Hell-bent on finding a reason to criticize the Lincoln LS, I approached the test drive as though I were going into battle. After failing to find major flaws with 2000 and 2001 versions, I thought for certain Lincoln engineers were ripe for a slip up. I thought wrong.
Yes, they failed to hear my cry of adjustments for the heated seats (rather than just on or off). But this is a minor annoyance in an otherwise flawless vehicle. The rear-wheel-drive beauty boasts a near 50:50 weight distribution, said to optimize ride and handling. To help meet this goal, the battery sits in the trunk. The LS rides on a front independent suspension with unequal-length control arms, coil springs, and stabilizer bar. In back, unequal-length control arms, coil springs, and solid stabilizer bar mount on an isolated rear subframe. All this translates into an exceptionally smooth ride. The suspension damps out any road imperfections, including substantial potholes and uneven railroad crossings. The optional ($1,135) AdvanceTrac adds antilift/antidive geometry front and rear that eliminates pitching forward or back while accelerating or making quick stops. This system, along with speed-sensitive steering, helped me maneuver a few slippery roads during a sudden snowstorm.

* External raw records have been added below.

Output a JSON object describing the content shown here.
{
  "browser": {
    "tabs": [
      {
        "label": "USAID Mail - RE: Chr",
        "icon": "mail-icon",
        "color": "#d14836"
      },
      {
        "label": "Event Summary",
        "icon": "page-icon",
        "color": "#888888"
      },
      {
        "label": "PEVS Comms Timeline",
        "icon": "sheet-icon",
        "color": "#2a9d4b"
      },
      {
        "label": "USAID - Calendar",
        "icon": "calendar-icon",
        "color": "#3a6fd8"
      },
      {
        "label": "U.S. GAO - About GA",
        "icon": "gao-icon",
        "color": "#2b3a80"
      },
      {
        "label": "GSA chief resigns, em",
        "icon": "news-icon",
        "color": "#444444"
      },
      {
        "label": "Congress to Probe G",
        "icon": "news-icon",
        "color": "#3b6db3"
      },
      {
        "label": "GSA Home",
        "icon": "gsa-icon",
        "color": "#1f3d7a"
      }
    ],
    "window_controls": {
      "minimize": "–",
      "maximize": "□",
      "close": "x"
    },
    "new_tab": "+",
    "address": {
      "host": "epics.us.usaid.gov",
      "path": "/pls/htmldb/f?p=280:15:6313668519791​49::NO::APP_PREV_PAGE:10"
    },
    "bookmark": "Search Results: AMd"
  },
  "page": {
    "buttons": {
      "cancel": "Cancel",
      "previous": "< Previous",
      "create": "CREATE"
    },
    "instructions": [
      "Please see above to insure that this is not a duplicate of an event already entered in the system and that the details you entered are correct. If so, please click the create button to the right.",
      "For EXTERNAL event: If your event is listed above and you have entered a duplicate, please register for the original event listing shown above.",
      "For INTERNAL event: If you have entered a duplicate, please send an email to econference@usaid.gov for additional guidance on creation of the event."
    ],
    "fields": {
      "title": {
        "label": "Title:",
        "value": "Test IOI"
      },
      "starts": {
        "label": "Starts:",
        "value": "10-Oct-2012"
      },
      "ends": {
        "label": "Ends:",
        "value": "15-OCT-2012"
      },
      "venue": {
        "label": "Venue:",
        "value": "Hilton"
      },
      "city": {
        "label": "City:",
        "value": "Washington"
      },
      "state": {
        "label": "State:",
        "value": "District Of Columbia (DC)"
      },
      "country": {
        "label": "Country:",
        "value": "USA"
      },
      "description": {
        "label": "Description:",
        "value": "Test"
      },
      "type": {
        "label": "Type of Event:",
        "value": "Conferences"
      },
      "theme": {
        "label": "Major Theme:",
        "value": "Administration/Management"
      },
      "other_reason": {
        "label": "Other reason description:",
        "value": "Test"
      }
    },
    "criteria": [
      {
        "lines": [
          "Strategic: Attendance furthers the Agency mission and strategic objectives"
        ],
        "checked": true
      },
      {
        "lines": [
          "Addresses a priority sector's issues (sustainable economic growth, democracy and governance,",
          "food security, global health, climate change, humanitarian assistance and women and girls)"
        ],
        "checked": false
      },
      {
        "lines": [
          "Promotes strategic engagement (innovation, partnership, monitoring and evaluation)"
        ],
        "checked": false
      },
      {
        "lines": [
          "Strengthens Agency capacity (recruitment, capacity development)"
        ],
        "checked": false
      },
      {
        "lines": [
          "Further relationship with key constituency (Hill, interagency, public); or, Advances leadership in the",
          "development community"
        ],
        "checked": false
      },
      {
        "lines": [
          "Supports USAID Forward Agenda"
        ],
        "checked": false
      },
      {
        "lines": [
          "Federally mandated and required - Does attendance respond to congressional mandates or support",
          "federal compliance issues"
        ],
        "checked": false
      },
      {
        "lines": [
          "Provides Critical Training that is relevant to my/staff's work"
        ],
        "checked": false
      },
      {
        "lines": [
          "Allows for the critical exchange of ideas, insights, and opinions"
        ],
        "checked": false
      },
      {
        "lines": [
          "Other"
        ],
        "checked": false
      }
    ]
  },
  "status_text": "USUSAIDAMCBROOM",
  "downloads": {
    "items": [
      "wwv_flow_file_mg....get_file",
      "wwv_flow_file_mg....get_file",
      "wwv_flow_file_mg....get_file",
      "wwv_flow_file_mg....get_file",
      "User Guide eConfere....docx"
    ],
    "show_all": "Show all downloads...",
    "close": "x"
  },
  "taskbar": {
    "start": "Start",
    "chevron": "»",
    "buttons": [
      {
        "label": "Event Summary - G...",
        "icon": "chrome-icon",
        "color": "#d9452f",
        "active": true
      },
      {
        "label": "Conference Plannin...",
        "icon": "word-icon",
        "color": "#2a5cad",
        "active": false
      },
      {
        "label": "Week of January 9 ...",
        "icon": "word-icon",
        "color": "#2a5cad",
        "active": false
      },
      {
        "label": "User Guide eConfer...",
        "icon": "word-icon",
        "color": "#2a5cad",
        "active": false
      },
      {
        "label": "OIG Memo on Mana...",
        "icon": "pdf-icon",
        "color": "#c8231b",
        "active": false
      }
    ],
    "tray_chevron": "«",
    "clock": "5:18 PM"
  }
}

Our test vehicle carried the optional 3.9-liter V8 with 252 hp at 6,100 rpm and 261 lb-ft of torque at 4,300 rpm. A five-speed automatic transmission with Selectshift links to the powerplant. Selectshift gives the option between automatic or clutchless shifting. Having used it before, I left it in automatic mode. I find when its in manual, my left foot gets frustrated without having to clutch.
For audiophiles, new for 2002 is an in-dash six-disc Alpine CD player, which comes with the Sports package. The only other changes for 2002 include 16-in. polished or brushed aluminum seven-spoke wheels, an optional Vehicle Communication System, and three new colors.
The LS interior remains as luxurious as ever, with leather seats, burl walnut veneers, and chrome accents. The drivers seat has eight-way power adjustments with memory, and terrific lumbar support. And, so the driver doesnt have all the fun, the front passenger seat adjusts six different ways as well. Controls for the Lincoln are intuitive, so that theres no desperate searching while driving which seems to be the standard mode of operation in some European luxury sedans.
For fuel economy, the numbers are 23 highway/17 city. Base price for our test vehicle is $37,875. Add on optional equipment and destination charges, and the price goes up to $40,065. The LS is in the same class as the BMW 528i, Audi A6, and Lexus ES300. Unless you feel the need to fork over the big bucks for a foreign luxury sedan, my money is on the affordable LS.